Harvard astronomer argues that alien vessel paid us a visit

Finding intelligent life beyond our solar system could be the most important event in human history. But what if scientists chose to ignore proof that this has already happened?

This is the main idea of a new book by a famous scientist. He says that the easiest and best way to explain the very strange features of a cosmic object that sped through our solar system in 2017 is that it was made by aliens.

Does that sound weird? Avi Loeb says that the evidence doesn't support this, and he is sure that his scientific peers are so stuck in groupthink that they won't use Occam's razor.

Loeb has a lot of great qualifications. He was Harvard's longest-serving chair of astronomy, has written hundreds of groundbreaking papers, and has worked with greats like the late Stephen Hawking. This makes it hard to just dismiss him completely.

He told AFP in a video call, "Thinking that we are special, unique, and lucky is cocky."

"The correct approach is to be modest and say: 'We're nothing special, there are lots of other cultures out there, and we just need to find them.'"

This mysterious guest Loeb, 58, makes the case that the object called 'Oumuamua, which means "scout" in Hawaiian, came from another planet in "Extraterrestrial: The First Sign of Intelligent Life Beyond Earth."

The following are the facts.

Astronomers saw something moving so fast that it could only have come from another star in October 2017. It was the first object ever seen coming from another star.

It didn't look like a normal rock because after slingshotting around the Sun, it sped up and went in a different direction than planned, apparently pushed by an unknown force.

This would make sense if it were a comet releasing gas and dust, but there was no apparent sign of this "outgassing."

Scientists think the visitor tipped over in a strange way because it got brighter and darker in their binoculars. It was also very bright, which could mean it was made of a bright metal.

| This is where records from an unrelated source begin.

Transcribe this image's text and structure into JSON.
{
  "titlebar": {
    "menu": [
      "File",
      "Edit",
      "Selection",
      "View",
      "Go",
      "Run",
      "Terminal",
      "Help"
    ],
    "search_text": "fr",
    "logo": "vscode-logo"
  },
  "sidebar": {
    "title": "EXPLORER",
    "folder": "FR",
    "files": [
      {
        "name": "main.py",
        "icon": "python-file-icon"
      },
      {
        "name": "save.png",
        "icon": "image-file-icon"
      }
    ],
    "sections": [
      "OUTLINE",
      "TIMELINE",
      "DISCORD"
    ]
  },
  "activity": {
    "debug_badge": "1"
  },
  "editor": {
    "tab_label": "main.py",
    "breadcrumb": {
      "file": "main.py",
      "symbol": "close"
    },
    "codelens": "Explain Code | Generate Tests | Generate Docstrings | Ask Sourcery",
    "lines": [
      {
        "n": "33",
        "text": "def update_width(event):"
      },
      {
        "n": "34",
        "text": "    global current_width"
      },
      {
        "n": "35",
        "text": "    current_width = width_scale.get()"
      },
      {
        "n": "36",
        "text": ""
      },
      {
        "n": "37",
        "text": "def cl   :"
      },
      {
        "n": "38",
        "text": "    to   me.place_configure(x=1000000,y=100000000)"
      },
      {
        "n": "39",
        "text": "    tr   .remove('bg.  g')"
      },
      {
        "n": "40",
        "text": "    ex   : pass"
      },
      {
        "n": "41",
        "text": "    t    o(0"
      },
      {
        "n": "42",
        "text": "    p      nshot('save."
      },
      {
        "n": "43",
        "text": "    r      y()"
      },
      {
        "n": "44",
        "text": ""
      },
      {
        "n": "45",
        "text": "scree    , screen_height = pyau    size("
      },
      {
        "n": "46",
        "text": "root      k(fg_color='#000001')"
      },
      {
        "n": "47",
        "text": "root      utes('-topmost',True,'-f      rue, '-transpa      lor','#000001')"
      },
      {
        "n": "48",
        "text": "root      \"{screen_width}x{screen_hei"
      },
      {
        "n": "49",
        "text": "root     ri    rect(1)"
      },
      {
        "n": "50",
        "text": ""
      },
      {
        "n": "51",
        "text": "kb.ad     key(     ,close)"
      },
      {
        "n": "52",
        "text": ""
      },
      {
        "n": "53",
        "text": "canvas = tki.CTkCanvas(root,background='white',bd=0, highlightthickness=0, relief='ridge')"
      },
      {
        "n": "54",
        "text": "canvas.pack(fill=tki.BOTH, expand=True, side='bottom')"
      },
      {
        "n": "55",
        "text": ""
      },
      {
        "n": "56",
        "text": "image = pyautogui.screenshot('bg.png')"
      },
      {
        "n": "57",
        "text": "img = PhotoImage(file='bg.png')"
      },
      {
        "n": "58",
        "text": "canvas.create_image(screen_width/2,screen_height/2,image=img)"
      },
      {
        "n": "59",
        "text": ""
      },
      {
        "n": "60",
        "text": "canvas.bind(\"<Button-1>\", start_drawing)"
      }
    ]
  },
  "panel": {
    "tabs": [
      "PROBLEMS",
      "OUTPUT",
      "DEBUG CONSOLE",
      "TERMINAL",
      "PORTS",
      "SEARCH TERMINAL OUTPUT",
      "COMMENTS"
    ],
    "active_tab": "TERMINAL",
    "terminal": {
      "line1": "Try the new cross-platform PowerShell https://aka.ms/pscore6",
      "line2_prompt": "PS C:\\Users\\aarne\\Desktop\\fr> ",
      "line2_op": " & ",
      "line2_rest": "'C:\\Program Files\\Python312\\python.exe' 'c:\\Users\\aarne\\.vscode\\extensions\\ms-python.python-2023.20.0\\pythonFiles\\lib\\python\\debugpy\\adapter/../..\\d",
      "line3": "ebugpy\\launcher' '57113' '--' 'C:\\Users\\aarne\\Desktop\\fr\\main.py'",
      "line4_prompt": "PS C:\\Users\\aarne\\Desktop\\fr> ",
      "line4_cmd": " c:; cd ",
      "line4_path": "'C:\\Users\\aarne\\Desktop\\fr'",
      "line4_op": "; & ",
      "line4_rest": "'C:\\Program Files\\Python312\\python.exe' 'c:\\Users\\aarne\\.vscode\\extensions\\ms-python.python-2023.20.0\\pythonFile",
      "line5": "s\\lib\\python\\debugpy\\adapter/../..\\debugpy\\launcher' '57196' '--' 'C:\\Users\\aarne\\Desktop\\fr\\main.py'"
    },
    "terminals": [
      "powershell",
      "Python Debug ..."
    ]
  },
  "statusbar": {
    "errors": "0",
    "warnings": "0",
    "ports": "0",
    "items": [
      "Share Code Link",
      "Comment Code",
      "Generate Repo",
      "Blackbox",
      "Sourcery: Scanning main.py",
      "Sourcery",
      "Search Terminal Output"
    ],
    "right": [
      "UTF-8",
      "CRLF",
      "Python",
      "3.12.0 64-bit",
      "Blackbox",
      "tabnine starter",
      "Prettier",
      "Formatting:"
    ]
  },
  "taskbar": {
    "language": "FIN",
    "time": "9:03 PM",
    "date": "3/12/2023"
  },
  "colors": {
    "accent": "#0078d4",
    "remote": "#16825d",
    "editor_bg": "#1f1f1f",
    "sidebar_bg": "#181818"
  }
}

Astronomers had to come up with new ideas to explain what happened. For example, they thought it might have been made of hydrogen ice, which would explain why there were no visible trails, or they thought it might have broken up into a cloud of dust.

"These ideas that came to explain specific properties of 'Oumuamua always involve something that we have never seen before," stated Loeb.

"If that's the direction we are taking, then why not contemplate an artificial origin?"

'Oumuamua, which sailed on light, was never shot up close during its short stay; we found out about it after it had already left our solar system.

The strange things seen can be shaped in two ways: either long and thin, like a cigar, or flat and round, like a pancake, and almost completely thin.

Loeb says that models point to the second possibility, and he thinks that the object was made on purpose to be a light sail that is pushed by radiation from stars.

The object's movement was also strange, which made the scene even stranger.

Before it met our Sun, 'Oumuamua was "at rest" compared to other stars in the area, which is statistically very rare. You shouldn't think of it as a ship moving through space; from its point of view, our solar system hit it.

"Perhaps 'Oumuamua was like a buoy resting in the expanse of the universe," says Loeb.

Like a trip wire that an intelligent lifeform left behind and is now waiting for a star system to set off.

Uniting people

Loeb's ideas have put him at odds with other scientists.

Astrophysicist Ethan Siegel wrote in Forbes that Loeb was a "once-respected scientist" who had turned to playing to the public because he couldn't get his peers to agree with him.

For his part, Loeb is against what he calls a "culture of bullying" in the school that punishes people who don't agree with the majority, just like Galileo was when he said the Earth wasn't the center of the universe.

He said that the search for alien life is a much more sensible topic to study than more controversial but well-known areas of theoretical physics, like the search for dark matter or multiverses.

This is why Loeb wants to create a new field of astronomy called "space archaeology" to look for signs of alien life and technology.

"If we find proof for technologies that took a million years to develop, then we can get a shortcut into these technologies and use them on Earth," Loeb said. Loeb spent his childhood on an Israeli farm reading philosophy and thinking about the big questions in life.

An important finding like this could also "make us feel like we are on the same team" as we face risks like climate change and nuclear war.

"Rather than fight each other like nations do very often, we would perhaps collaborate."